Tim O'Reilly has some interesting thoughts connecting the issue of climate change with Pascal's wager.
In my talks I've argued that climate change provides us with a modern version of Pascal's wager: if catastrophic global warming turns out not to happen, the steps we'd take to address it are still worthwhile. Given that there's even a reasonable risk of disruptive climate change, any sensible person should decide to act. It's insurance.
Some of the benefits of taking steps now to avert potential climate change include:
- Major new sources of renewable energy at an affordable price
- New jobs related to renewable energy will stimulate the economy
- Reduced dependence on oil from potentially unstable or hostile nations
- Reduced costs related to pollution
- Industries better prepared to compete in the future

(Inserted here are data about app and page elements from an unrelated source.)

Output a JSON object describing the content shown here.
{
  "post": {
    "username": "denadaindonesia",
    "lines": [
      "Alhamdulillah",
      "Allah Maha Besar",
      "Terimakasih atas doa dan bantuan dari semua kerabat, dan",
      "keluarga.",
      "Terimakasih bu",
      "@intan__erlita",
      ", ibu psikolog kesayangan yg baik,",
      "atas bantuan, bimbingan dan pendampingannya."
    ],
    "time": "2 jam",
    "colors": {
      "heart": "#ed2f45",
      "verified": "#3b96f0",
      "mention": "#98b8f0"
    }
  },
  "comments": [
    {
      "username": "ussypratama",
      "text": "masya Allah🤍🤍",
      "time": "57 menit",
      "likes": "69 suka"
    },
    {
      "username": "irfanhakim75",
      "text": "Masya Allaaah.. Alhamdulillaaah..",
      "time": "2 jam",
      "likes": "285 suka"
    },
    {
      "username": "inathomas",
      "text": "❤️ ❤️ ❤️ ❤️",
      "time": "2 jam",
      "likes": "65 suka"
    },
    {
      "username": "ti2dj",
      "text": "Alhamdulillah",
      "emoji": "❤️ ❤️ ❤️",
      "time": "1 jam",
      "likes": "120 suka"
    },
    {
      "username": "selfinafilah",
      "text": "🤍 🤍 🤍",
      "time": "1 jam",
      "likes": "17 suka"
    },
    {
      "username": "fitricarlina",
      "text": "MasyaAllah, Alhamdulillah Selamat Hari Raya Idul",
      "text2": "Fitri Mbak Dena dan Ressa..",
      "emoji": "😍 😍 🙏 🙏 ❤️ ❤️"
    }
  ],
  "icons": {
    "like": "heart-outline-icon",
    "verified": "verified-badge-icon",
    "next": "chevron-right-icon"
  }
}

The downside? O'Reilly can't think of one, and I can't either. If we take climate change seriously and act accordingly — even if we're wrong, we'll still end up with several benefits. If we don't take it seriously, and we're wrong, we have everything to lose.